"As much as I didn't want to see him across town, I knew he would be a good teacher and coach," Russo said. "I'm not surprised at all he was successful. He's a student of the game. When he got into coaching, he worked equally as hard as he did as a player and as a player, he always gave it 100 percent on and off the court."
With a bare cupboard, LeGage went 4-14 and missed the playoffs his first season and finished 7-12 with an agonizing loss to South Portland (which rallied late in the Western A preliminary round) his second year.

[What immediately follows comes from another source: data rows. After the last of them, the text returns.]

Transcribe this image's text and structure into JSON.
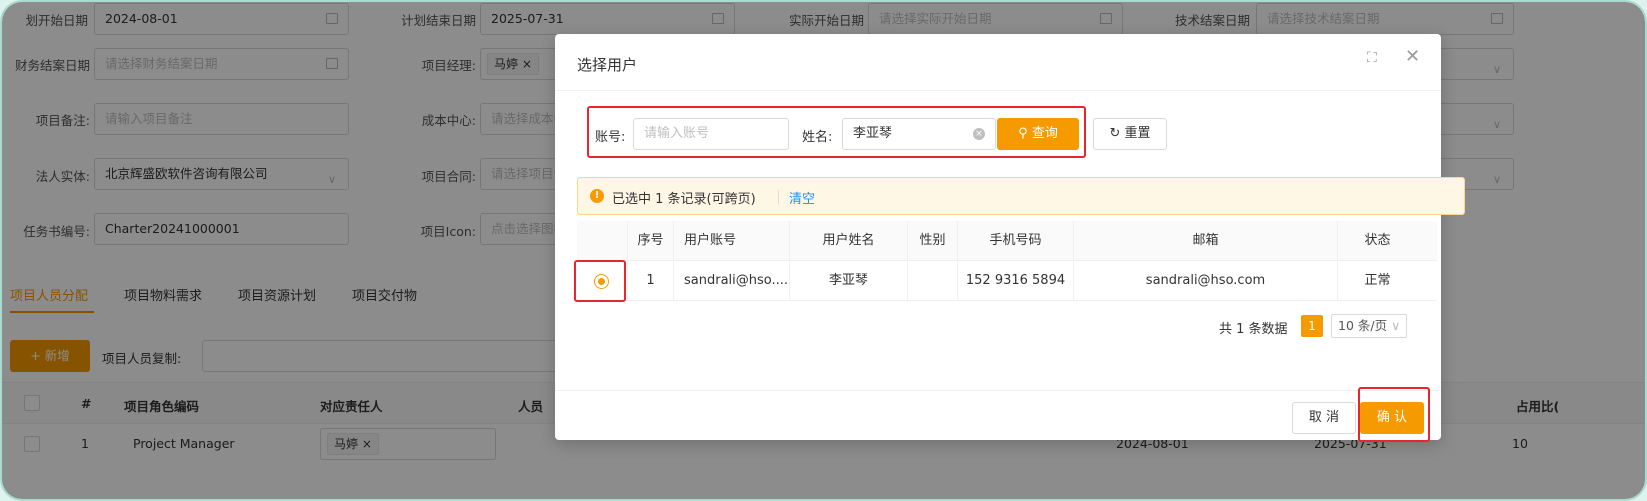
{
  "form": {
    "row1": [
      {
        "label": "划开始日期",
        "value": "2024-08-01",
        "placeholder": ""
      },
      {
        "label": "计划结束日期",
        "value": "2025-07-31",
        "placeholder": ""
      },
      {
        "label": "实际开始日期",
        "value": "",
        "placeholder": "请选择实际开始日期"
      },
      {
        "label": "技术结案日期",
        "value": "",
        "placeholder": "请选择技术结案日期"
      }
    ],
    "finance_date_label": "财务结案日期",
    "finance_date_placeholder": "请选择财务结案日期",
    "pm_label": "项目经理:",
    "pm_tag": "马婷 ×",
    "remark_label": "项目备注:",
    "remark_placeholder": "请输入项目备注",
    "cost_center_label": "成本中心:",
    "cost_center_placeholder": "请选择成本中心",
    "legal_label": "法人实体:",
    "legal_value": "北京辉盛欧软件咨询有限公司",
    "contract_label": "项目合同:",
    "contract_placeholder": "请选择项目合同",
    "charter_label": "任务书编号:",
    "charter_value": "Charter20241000001",
    "icon_label": "项目Icon:",
    "icon_placeholder": "点击选择图标"
  },
  "tabs": [
    "项目人员分配",
    "项目物料需求",
    "项目资源计划",
    "项目交付物"
  ],
  "add_button": "+ 新增",
  "copy_label": "项目人员复制:",
  "bg_table": {
    "headers": [
      "#",
      "项目角色编码",
      "对应责任人",
      "人员",
      "占用比("
    ],
    "row": {
      "index": "1",
      "role": "Project Manager",
      "owner": "马婷 ×",
      "start": "2024-08-01",
      "end": "2025-07-31",
      "ratio": "10"
    }
  },
  "modal": {
    "title": "选择用户",
    "account_label": "账号:",
    "account_placeholder": "请输入账号",
    "name_label": "姓名:",
    "name_value": "李亚琴",
    "query_button": "查询",
    "reset_button": "重置",
    "alert_text": "已选中 1 条记录(可跨页)",
    "alert_clear": "清空",
    "columns": [
      "序号",
      "用户账号",
      "用户姓名",
      "性别",
      "手机号码",
      "邮箱",
      "状态"
    ],
    "rows": [
      {
        "index": "1",
        "account": "sandrali@hso....",
        "name": "李亚琴",
        "gender": "",
        "phone": "152 9316 5894",
        "email": "sandrali@hso.com",
        "status": "正常"
      }
    ],
    "total_text": "共 1 条数据",
    "page": "1",
    "page_size": "10 条/页",
    "cancel_button": "取 消",
    "confirm_button": "确 认"
  },
  "colors": {
    "accent": "#f59a00",
    "highlight": "#e8262d",
    "link": "#1890ff"
  }
}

Everything changed in 2004-05, when Deering, after a 14-4 regular season, made a stirring and what was viewed at the time as a year-ahead-of-schedule run to the state final when it lost to Hampden Academy, 59-49, at the Bangor Auditorium, a game in which the Rams were in foul trouble almost throughout.
LeGage was first honored as Coach of the Year following that season.
History was finally made the next winter, when Deering, the heavy favorite coming into the year, went 17-1, returned to the state final, and this time had the answer, beating Hampden Academy in a rematch, 47-37, to finally place a Gold Ball in the school's trophy case.
The second title took awhile as the Rams were ousted in the quarterfinals four years in a row before reaching the semifinals in 2011, losing to Bonny Eagle.
In 2012, Deering went all the way again, in memorable fashion, beating Bonny Eagle on Pat Green's buzzer-beater in the regional final, before downing Hampden Academy (who else?) in the state game, 59-50.
"We had a lot of memorable moments," said LeGage. "It took 132 years for the school to get the first (state championship). Six years to get the second. I was happy to be a part of it."
"I thought (2012) was (Dan's) best coaching job," said Russo, whose Portland team handed Deering a decisive loss in that year's regional season finale. "He somehow regrouped his team. They played solid basketball. He knew what to do come playoff time. He put on a coaching clinic and really showed his coaching ability."
LeGage credited Russo, Meader, Rick Simonds and Roger Reed as his top mentors.
"I learned from all of them," LeGage said. "I watched and studied them over the years. Everything they did, I tried to add my own flavor."
After a 15-3 campaign this winter, the Rams were upset in the quarterfinals by Thornton Academy, 49-40, in overtime, in what proved to be LeGage's swan song.
Over LeGage's 11 seasons, Deering made the playoffs 10 times and averaged 13 victories a year, a model of consistency the coach told the hiring committee over a decade ago that he would establish.
"I wanted to build a program that didn't have to rebuild," said LeGage, who credited longtime assistants like Jon Bird, Brendan Conway, John Maloney, Larry Nichols, Josh Stowell and Todd Wing with much of the program's success. "We wanted to be in the conversation at the top of the league every single year. I think we did a pretty good job. It was a decade of success. It was a mirror of the efforts of great kids who came through the program and bought in. I'm blessed to have coached with the people who worked with me. They're an extension of my family. We didn't have a lot of turnover."
"Dan is as good as it gets," said Deering athletic director Melanie Craig. "He set a legacy for Deering boys' basketball. He will be missed, but we wish him and his family the best as he embarks on the next phase of his life."
Craig said that Deering will open the position and that she expects several qualified candidates, both internal and external, to express interest.
As for LeGage, who will remain a science teacher at Deering, don't be surprised if we hear from him again at some point.
"I'm looking forward to a time and an opportunity when I can return to coaching," LeGage said. "I hope to stay connected to kids and the games. I'm passionate about the game and about helping kids."